On a rainy day in Wilcannia, the only people on the street are men and women in medical scrubs and face masks. These volunteers are dropping off much-needed supplies – vegetables, meat, milk, nappies – to the community’s most vulnerable.
The town’s 700-odd residents are in their fourth week of lockdown, and dealing with a worsening COVID-19 outbreak that’s already infected 13 per cent of the population.
But without access to grocery deliveries in NSW’s remote far west, many of Wilcannia’s mostly Aboriginal residents were struggling to get food when the lockdown began.
“We don’t have Uber Eats, we don’t have click and collect, we don’t have delivery services,” Sarah Donnelly, the woman organising the town’s volunteer efforts, told the Herald. “When families found themselves suddenly plunged into isolation, there was an inability to get food and other essential items to them.”
For those in Wilcannia, a 400-kilometre round-trip journey to the shops in Broken Hill is a matter of routine. With one small grocer in the town, people have to leave if they want to buy affordable essential supplies.
“There was simply a supply issue of how much stock was here; obviously it wasn’t enough to support the town,” Ms Donnelly said.
Along with roughly a dozen volunteers, Ms Donnelly has organised the delivery of nearly 1100 hampers filled with food and hygiene products over the past two weeks. More than 700 of those hampers came from Resilience NSW, with the rest personal or corporate donations.

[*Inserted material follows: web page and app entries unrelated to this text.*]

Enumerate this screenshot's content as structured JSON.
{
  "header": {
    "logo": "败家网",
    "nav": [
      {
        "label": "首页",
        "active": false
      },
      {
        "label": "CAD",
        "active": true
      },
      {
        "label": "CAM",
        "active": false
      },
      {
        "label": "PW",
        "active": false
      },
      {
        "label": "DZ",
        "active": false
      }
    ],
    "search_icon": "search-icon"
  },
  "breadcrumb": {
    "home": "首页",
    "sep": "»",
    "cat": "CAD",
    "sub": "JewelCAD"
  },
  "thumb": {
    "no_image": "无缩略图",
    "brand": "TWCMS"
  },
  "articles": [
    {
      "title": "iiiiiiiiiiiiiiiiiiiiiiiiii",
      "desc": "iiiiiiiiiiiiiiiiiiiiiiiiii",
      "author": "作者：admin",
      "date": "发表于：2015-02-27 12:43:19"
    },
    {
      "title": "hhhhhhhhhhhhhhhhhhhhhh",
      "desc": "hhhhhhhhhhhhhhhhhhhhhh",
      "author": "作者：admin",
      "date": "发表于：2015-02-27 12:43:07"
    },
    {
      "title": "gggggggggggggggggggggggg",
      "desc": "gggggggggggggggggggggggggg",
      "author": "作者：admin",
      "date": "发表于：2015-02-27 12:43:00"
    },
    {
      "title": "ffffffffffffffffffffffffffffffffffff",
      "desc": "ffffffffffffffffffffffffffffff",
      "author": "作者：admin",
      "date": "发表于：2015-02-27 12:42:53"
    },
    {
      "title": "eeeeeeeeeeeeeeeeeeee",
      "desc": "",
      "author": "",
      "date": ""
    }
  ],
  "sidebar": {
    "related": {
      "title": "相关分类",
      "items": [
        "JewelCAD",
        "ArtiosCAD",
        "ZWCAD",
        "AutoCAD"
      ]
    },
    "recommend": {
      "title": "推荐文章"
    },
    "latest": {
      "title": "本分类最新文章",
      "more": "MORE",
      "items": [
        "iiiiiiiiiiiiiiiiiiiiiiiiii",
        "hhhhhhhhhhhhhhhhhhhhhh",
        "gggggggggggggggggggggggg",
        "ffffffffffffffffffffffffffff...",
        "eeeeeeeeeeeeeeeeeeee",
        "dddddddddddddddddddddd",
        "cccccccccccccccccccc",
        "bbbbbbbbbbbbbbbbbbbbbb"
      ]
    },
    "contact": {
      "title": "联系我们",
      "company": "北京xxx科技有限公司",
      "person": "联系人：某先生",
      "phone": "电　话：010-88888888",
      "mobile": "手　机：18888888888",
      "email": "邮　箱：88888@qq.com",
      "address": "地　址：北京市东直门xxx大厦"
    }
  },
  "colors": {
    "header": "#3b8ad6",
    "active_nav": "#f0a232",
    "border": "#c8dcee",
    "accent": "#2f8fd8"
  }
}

“We’ve had donations pour in from actually all around Australia almost,” she said.